The Associated Press

A brain-injured man ruled incompetent to stand trial in the deaths of nine people in a fire at a fireworks store in 1996 could be released from state custody next week.

Sunday, February 24, 2002

A brain-injured man ruled incompetent to stand trial in the deaths of nine people in a fire at a fireworks store in 1996 could be released from state custody next week.

Judge W. Richard Walton scheduled a hearing for Friday in Lawrence County Common Pleas Court to determine whether Todd Hall, 30, of Proctorville, should continue treatment.

The judge’s previous order that Hall live in a state mental health facility expires March 15. Walton could require him to spend up to two more years at the Appalachian Behavioral Healthcare campus in Athens.

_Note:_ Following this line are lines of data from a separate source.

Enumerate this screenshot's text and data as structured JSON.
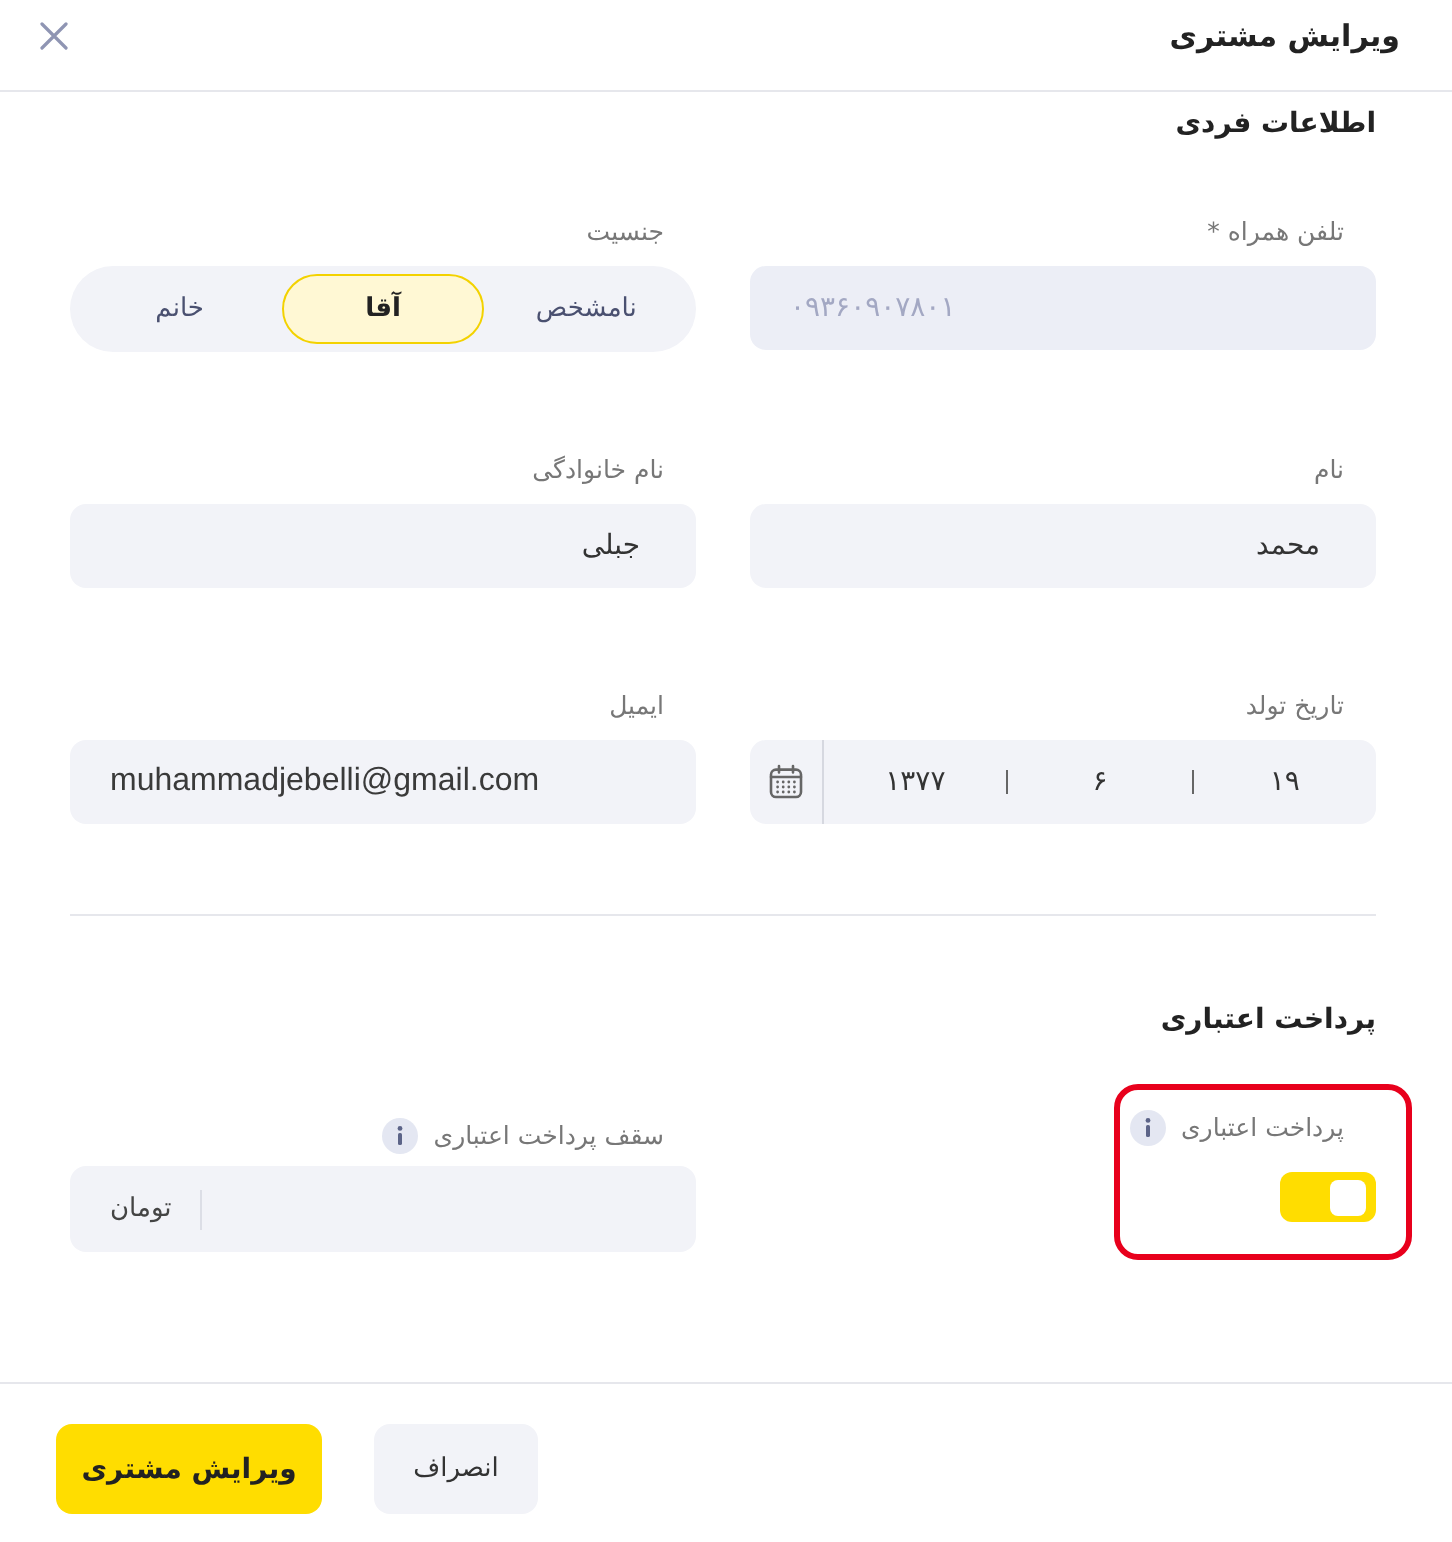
{
  "header": {
    "title": "ویرایش مشتری"
  },
  "personal": {
    "heading": "اطلاعات فردی",
    "phone": {
      "label": "تلفن همراه *",
      "value": "۰۹۳۶۰۹۰۷۸۰۱",
      "disabled": true
    },
    "gender": {
      "label": "جنسیت",
      "options": [
        {
          "label": "نامشخص",
          "selected": false
        },
        {
          "label": "آقا",
          "selected": true
        },
        {
          "label": "خانم",
          "selected": false
        }
      ]
    },
    "first_name": {
      "label": "نام",
      "value": "محمد"
    },
    "last_name": {
      "label": "نام خانوادگی",
      "value": "جبلی"
    },
    "birth_date": {
      "label": "تاریخ تولد",
      "day": "۱۹",
      "month": "۶",
      "year": "۱۳۷۷"
    },
    "email": {
      "label": "ایمیل",
      "value": "muhammadjebelli@gmail.com"
    }
  },
  "credit": {
    "heading": "پرداخت اعتباری",
    "toggle": {
      "label": "پرداخت اعتباری",
      "on": true,
      "highlighted": true
    },
    "limit": {
      "label": "سقف پرداخت اعتباری",
      "unit": "تومان"
    }
  },
  "footer": {
    "buttons": [
      {
        "label": "انصراف",
        "kind": "secondary"
      },
      {
        "label": "ویرایش مشتری",
        "kind": "primary"
      }
    ]
  }
}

Lawrence County prosecutors oppose Hall’s release from the custody of the Ohio Department of Mental Health.

”For his safety and the safety of others, it’s important he remain in some type of restrictive environment,” Prosecutor J.B. Collier Jr. said.

”He doesn’t understand the consequences of his actions. He didn’t think through his actions at Scottown.”

On July 3, 1996, Hall started the deadly fire when he tossed a lighted cigarette onto a shelf crammed with fireworks at the Ohio River Fireworks, located in a wooded hollow near the village of Scottown about 100 miles south of Columbus. Nine people died and 11 were injured.

Hall, who has had the mental capacity of a 10-year-old since his brain was damaged in a 1987 skateboarding accident, has been in several mental hospitals since the fire. He has been a patient at the Athens hospital since Oct. 24, 2000.

Hall’s father, James Hall, has said that the staff at the state’s mental health hospitals are not properly trained to work with his son’s disability.

”How can you place somebody in a mental health institution that doesn’t have a mental illness,” Hall asked. ”As far as I’m concerned, Todd’s rights have been violated.”

Some family members of those killed in the blaze oppose Hall’s release.

”I don’t want to see him back on the streets,” Marcia Smoot, who was among the injured, told The Herald-Dispatch of Huntington, W.Va., for a story Saturday. ”He should stay in there. It’s been proven his family can’t control him.”

Smoot’s mother, Kathlene Wilks, died from injuries she suffered in the fire.

A recent report by Beverly Williams, a clinical psychologist, stated that because of treatment, Hall no longer is considered a serious threat to staff or other patients even though he has a history of verbal attacks and hostile behavior toward them. However, the report said, he does continue to need close supervision.

”These are chronic problems that are likely to never be completely ameliorated by treatment,” Williams wrote in the report. ”He is making consistent progress, however, and it is hoped that at some point in the future he may be appropriately considered for conditional discharge to a supervised group home setting.”